The Cash Brothers debut is an album worth spending some time with. It's laid-back hooks and melodies might not dig into you immediately, but given a couple of listens, the album will work its way under your skin. This Canadian duo has created a rich, full sound with two-part harmonies, acoustic guitars up front, and crackling electric guitars mixed back. The nearest touchstone is early Jayhawks during their more mellow moments.

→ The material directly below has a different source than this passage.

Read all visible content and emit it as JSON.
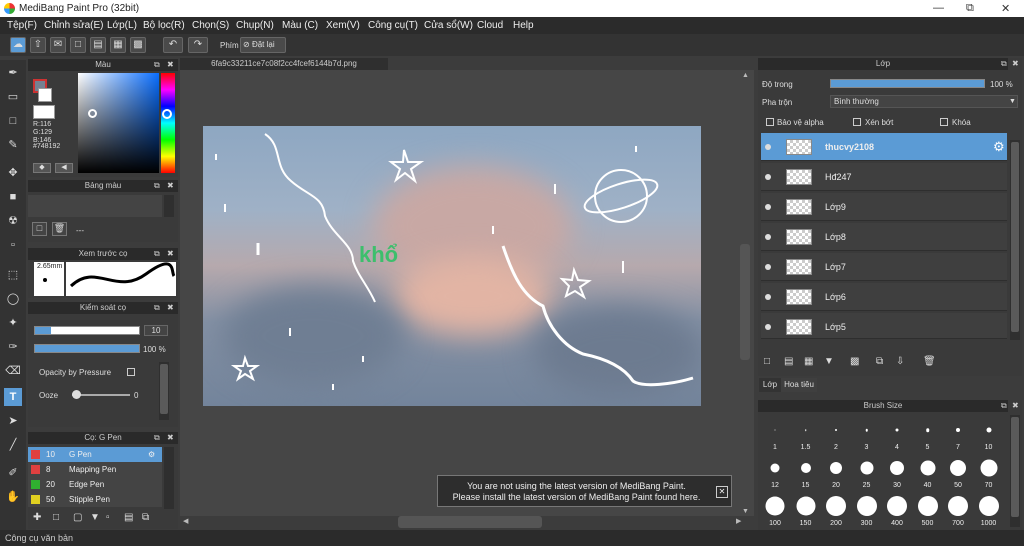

There's a reflective quality to the Cash Brothers' songwriting that, in the hands of lesser writers, would seem overly sentimental and self-indulgent. But Andrew and Peter Cash are storytellers, and the details make these songs. The clerk in "Night Shift Guru" indulges in an odd form of self-voyeurism, watching his own life go by on the security monitor. "Guitar Strings and Foolish Things" is a bit more wistful, offering a collage of images in lines like "I'm remembering your skin and the sunlight coming in/Guitar strings and foolish things/and whatever else the day brings." The narratives are sad and amusing, and refrain from any third-person judgment of the characters in the songs. And the spare elegance of the arrangements focus on the brothers' harmonies, bringing out the stories. This is a sleeper, but well worth the effort.